» Requirement: For each line of the data below, test for "JSON". Report only the number of lines that pass.
==== Entries shown
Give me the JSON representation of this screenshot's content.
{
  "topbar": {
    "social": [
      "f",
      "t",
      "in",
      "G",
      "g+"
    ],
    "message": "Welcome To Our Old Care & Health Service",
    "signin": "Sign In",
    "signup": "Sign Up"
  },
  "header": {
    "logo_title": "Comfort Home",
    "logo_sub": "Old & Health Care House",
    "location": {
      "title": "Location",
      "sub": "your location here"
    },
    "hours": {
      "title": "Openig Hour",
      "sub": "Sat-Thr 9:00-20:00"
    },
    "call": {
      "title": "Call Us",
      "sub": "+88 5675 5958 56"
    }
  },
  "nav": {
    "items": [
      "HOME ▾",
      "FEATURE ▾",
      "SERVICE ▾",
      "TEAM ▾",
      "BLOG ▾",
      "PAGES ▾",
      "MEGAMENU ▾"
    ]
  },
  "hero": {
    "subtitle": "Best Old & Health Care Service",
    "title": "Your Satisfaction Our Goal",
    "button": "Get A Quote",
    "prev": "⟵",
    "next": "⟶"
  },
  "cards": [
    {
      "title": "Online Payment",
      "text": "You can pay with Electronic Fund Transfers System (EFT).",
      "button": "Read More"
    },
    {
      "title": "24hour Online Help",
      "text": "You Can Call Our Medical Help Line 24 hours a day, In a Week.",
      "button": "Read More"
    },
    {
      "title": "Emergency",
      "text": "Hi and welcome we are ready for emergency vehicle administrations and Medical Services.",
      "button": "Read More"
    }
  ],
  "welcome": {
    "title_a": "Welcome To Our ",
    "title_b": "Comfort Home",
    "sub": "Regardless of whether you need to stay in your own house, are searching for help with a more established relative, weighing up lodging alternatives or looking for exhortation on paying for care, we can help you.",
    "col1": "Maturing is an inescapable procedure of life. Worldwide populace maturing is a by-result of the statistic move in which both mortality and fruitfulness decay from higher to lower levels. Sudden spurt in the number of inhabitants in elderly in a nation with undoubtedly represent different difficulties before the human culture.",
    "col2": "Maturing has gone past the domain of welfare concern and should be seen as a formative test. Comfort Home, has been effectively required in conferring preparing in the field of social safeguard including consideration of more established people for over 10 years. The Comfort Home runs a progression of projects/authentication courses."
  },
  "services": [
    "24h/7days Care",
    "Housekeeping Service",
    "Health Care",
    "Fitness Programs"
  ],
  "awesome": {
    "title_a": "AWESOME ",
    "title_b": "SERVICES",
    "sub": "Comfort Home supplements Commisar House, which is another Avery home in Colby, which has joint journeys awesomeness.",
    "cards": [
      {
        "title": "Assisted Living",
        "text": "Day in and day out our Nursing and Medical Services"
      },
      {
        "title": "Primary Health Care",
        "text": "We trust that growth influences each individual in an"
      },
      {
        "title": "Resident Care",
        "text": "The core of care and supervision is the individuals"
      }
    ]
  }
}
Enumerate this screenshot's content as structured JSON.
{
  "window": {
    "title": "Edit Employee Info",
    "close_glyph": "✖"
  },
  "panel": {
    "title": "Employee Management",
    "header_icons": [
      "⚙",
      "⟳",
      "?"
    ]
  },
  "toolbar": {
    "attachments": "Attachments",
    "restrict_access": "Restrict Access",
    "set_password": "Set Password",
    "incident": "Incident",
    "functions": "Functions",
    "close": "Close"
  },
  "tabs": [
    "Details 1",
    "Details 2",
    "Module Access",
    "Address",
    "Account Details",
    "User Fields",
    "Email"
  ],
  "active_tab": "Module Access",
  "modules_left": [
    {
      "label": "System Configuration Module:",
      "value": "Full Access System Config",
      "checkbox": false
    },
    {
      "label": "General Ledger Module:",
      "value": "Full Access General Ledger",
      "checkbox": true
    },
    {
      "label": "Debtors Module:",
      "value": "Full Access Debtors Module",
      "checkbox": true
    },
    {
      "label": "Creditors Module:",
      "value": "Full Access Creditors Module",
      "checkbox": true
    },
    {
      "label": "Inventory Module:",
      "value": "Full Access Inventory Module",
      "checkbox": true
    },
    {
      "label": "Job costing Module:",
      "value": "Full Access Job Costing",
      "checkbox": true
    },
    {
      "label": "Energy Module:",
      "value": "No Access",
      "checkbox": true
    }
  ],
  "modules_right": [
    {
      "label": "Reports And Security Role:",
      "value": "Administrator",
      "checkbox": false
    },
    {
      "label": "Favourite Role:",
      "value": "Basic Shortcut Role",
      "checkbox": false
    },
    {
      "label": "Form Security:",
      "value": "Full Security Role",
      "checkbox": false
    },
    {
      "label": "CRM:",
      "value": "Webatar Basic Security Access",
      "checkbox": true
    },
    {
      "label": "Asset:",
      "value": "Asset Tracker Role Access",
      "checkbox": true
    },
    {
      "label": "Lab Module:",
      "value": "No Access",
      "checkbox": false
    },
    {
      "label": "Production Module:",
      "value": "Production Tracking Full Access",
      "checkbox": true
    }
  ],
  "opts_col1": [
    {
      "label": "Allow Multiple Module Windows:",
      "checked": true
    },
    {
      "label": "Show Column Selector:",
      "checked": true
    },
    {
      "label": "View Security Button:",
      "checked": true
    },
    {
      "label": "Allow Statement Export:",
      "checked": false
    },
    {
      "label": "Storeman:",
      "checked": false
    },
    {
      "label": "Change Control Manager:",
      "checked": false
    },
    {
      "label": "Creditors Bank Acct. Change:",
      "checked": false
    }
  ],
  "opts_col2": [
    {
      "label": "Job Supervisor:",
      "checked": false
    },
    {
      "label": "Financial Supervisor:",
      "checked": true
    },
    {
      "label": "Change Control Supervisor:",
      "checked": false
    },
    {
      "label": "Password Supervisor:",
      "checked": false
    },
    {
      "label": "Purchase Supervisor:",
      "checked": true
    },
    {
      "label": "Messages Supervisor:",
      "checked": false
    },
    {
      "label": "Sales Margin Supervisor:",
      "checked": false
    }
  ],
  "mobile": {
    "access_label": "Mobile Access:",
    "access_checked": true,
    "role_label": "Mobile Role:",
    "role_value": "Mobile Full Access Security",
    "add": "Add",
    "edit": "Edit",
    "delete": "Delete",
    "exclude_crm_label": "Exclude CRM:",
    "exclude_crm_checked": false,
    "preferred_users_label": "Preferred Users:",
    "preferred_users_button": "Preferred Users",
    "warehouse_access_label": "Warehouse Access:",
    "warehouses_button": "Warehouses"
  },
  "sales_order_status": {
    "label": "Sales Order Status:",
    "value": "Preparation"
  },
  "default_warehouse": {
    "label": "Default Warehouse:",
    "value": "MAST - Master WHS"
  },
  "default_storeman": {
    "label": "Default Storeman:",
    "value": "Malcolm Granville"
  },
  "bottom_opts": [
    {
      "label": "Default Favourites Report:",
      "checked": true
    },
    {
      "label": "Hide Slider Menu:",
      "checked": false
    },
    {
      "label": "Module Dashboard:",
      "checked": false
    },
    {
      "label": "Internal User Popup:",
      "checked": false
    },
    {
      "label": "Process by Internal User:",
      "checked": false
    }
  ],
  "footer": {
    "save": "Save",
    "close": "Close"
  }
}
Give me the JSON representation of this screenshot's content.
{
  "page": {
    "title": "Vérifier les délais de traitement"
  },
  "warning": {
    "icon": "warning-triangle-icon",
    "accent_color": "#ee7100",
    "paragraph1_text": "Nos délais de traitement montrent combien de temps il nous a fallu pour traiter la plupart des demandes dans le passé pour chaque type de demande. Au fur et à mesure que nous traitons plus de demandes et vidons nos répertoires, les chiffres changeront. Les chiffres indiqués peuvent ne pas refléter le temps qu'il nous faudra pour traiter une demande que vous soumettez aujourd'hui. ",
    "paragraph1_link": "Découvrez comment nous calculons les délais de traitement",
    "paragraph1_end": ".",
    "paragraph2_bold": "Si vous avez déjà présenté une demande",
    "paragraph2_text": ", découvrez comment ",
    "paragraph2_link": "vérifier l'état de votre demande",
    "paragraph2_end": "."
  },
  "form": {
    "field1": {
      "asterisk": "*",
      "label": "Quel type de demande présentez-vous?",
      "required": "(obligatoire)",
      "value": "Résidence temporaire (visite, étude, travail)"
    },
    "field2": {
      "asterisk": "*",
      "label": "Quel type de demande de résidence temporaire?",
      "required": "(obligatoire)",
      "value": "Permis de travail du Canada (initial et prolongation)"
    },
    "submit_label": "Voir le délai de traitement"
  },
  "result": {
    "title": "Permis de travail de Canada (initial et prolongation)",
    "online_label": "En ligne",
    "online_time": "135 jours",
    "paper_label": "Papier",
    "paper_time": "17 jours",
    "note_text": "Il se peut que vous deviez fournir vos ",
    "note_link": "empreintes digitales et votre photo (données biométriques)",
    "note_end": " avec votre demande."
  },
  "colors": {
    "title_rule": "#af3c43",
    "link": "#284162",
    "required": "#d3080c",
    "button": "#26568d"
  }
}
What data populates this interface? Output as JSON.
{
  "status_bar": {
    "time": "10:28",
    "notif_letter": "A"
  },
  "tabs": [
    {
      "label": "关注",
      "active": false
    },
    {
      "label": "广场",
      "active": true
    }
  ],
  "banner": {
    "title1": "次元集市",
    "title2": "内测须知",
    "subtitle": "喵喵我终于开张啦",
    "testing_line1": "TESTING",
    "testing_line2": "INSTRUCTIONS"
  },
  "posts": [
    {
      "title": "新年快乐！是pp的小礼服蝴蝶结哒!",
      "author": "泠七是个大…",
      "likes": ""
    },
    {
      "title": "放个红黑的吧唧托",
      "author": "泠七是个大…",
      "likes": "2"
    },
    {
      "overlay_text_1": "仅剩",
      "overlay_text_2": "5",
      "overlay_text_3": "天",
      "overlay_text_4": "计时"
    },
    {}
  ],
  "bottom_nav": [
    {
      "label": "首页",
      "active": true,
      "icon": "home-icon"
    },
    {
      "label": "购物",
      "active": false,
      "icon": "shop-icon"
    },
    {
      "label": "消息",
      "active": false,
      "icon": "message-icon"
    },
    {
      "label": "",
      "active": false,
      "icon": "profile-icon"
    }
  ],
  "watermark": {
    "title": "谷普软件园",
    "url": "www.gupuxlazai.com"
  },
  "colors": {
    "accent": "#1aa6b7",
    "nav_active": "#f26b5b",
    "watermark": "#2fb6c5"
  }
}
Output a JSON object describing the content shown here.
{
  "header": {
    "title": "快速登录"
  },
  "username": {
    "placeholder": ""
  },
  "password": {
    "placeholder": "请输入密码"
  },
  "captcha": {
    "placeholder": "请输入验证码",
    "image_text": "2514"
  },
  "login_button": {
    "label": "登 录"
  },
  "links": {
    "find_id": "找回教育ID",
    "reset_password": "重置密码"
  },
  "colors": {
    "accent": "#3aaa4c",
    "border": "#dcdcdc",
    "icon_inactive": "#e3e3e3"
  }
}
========
» Response below: 5